The answer is "no."
The California Code of Civil Procedure, Section 703.140 governs claims of exemption between creditors and debtors in bankruptcy.
The relevant parts of Section 703.140 are as follows:
“(a) In a case under Title II of the United States Code all of the exemptions provided by this chapter, including the homestead exemption, other than the provisions of subdivision (b) are applicable regardless of whether there is a money judgment against the debtor, or whether a money judgment is being enforced by execution sale, or any other procedure, but the exemptions provided by subdivision b may be elected in lieu of all other exemptions provided by this chapter, as follows:
(b) The following exemptions may be elected as provided in subdivision (a):
(10) The debtor’s right to receive any of the following:
(A) A social security benefit, unemployment compensation, or a local public assistance benefit.
(B) A veteran’s benefit
(C) A disability, illness of unemployment benefit”
Therefore, Workers’ Compensation benefits are usually not considered a asset of the debtor who has filed for bankruptcy protection under a Chapter 7 liquidation proceeding.
As with all blog entries on this website, the information above is not legal advice on your particular case and it does create an attorney-client relationship with our offices. You should consult counsel on your particular case.
Bankruptcy Law Blog from Ventura Bankruptcy Attorney Andrew S. Mansfield
The American Bankruptcy Institute reports today that Chapter 13 filings constituted 31.5 percent of all consumer cases in October, a slight increase from September. While the mix between Chapter 7 and Chapter 13 bankruptcies has shifted, overall consumer bankruptcies are declining around the nation.
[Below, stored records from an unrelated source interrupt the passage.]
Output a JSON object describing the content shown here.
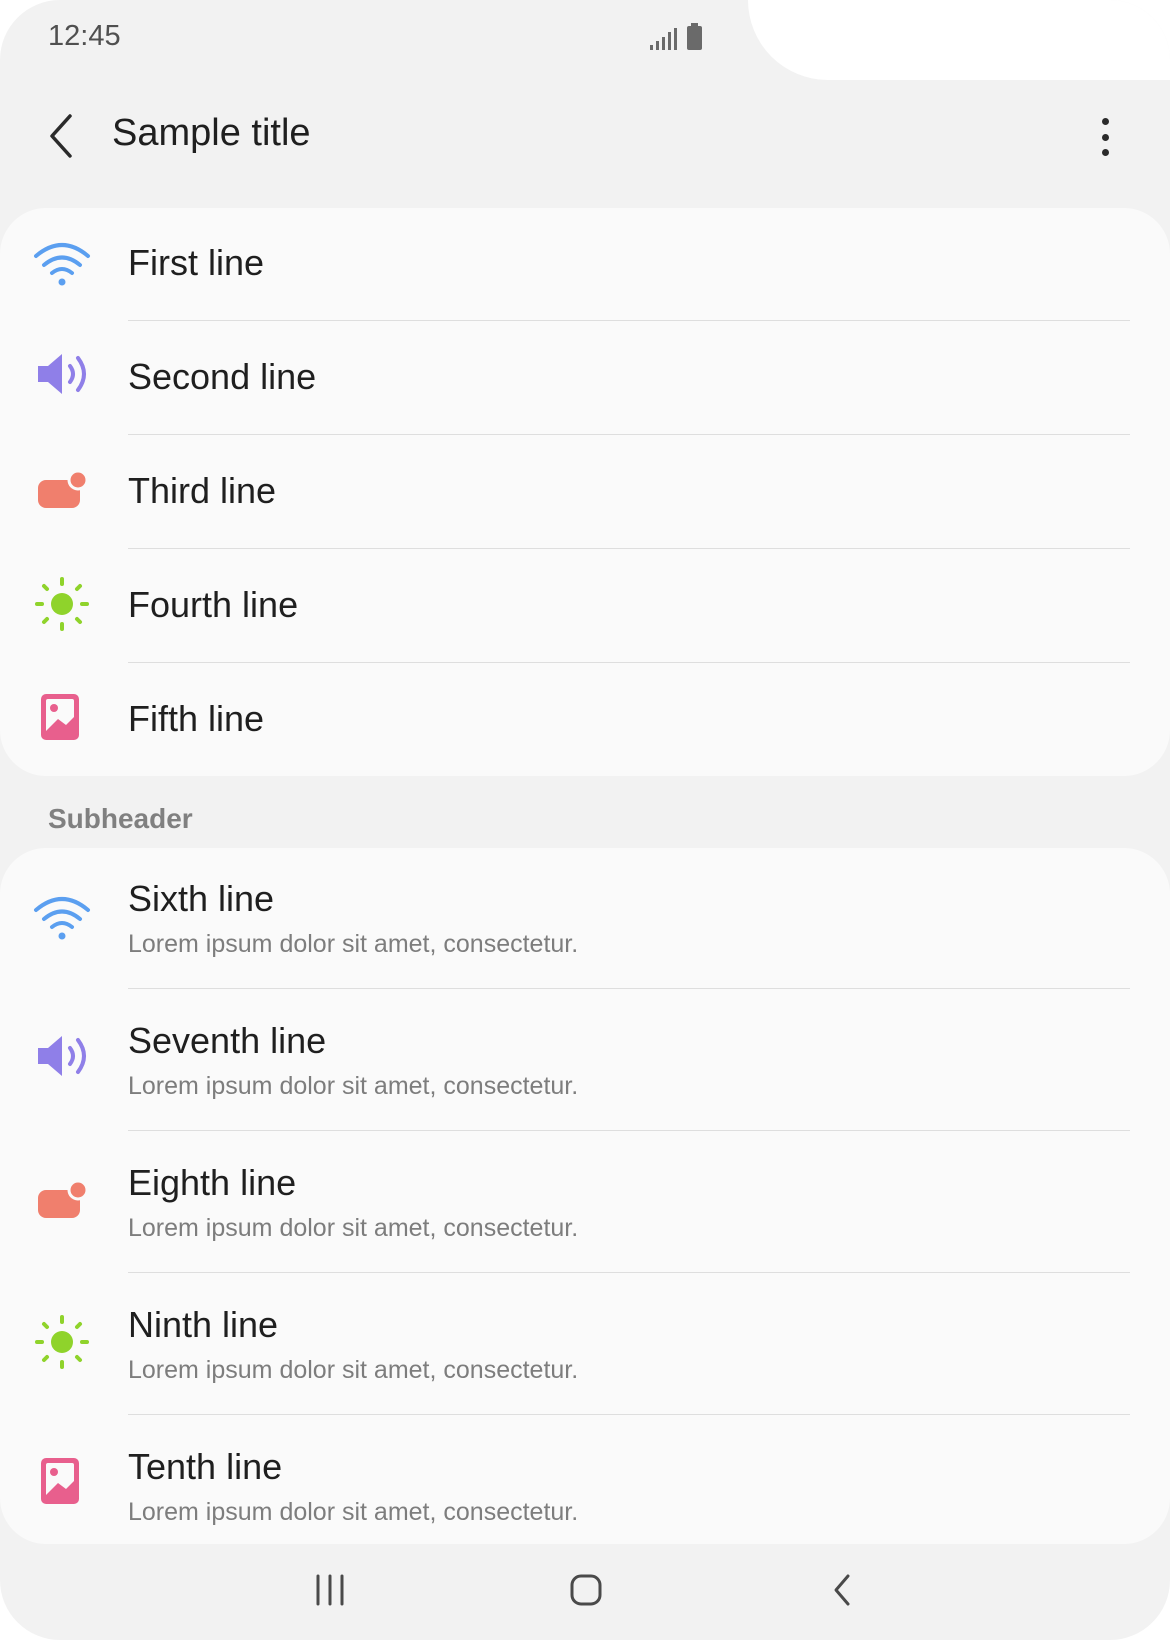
{
  "status_bar": {
    "time": "12:45"
  },
  "app_bar": {
    "title": "Sample title"
  },
  "list1": [
    {
      "label": "First line",
      "icon": "wifi-icon",
      "color": "#5b9ff0"
    },
    {
      "label": "Second line",
      "icon": "volume-icon",
      "color": "#8f7fe8"
    },
    {
      "label": "Third line",
      "icon": "notification-icon",
      "color": "#f07f6d"
    },
    {
      "label": "Fourth line",
      "icon": "brightness-icon",
      "color": "#8fd32b"
    },
    {
      "label": "Fifth line",
      "icon": "image-icon",
      "color": "#e85f8d"
    }
  ],
  "subheader": "Subheader",
  "list2": [
    {
      "label": "Sixth line",
      "sub": "Lorem ipsum dolor sit amet, consectetur.",
      "icon": "wifi-icon",
      "color": "#5b9ff0"
    },
    {
      "label": "Seventh line",
      "sub": "Lorem ipsum dolor sit amet, consectetur.",
      "icon": "volume-icon",
      "color": "#8f7fe8"
    },
    {
      "label": "Eighth line",
      "sub": "Lorem ipsum dolor sit amet, consectetur.",
      "icon": "notification-icon",
      "color": "#f07f6d"
    },
    {
      "label": "Ninth line",
      "sub": "Lorem ipsum dolor sit amet, consectetur.",
      "icon": "brightness-icon",
      "color": "#8fd32b"
    },
    {
      "label": "Tenth line",
      "sub": "Lorem ipsum dolor sit amet, consectetur.",
      "icon": "image-icon",
      "color": "#e85f8d"
    }
  ],
  "nav_bar": {
    "buttons": [
      "recent-apps-icon",
      "home-icon",
      "back-icon"
    ]
  }
}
“The trend of declining filings has been consistent with consumers continuing to reign in their spending, household debt, and an overall pull back in consumer credit,” said ABI Executive Director Samuel J. Gerdano. “Total consumer filings for 2011 will be less than 2010.”
But why? Some commentators attribute the decline to negative factors. The lull in foreclosures (soon to pick up again) freed up some cash consumers were committing to mortgages. Many unemployed are at the tail end of extended unemployment. Other commentators note that consumers are so discouraged some are simply letting their debts go into default and collection.
If the economy falls back into recession, as many economists are now warning, the bloodletting could be a lot more painful than the last time around, the New York Times reported today. "It would be disastrous if we entered into a recession at this stage, given that we haven’t yet made up for the last recession," said Conrad DeQuadros, senior economist at RDQ Economics. When the last downturn hit, the credit bubble left Americans with lots of fat to cut, but a new one would force families to cut from the bone. Making things worse, policymakers used most of the economic tools at their disposal to combat the last recession and now have few options available. "There is no approachable precedent, at least in the postwar era, for what happens when an economy with 9 percent unemployment falls back into recession," said Nigel Gault, chief U.S. economist at IHS Global Insight. "The one precedent you might consider is 1937, when there was also a premature withdrawal of fiscal stimulus, and the economy fell into another recession more painful than the first." There is at least one factor, though, that could make a second downturn feel milder than the first: corporate profits, according to the experts. Corporate profits are at record highs and, adjusted for inflation, were 22 percent greater in the first quarter of this year than they were in the last quarter of 2007.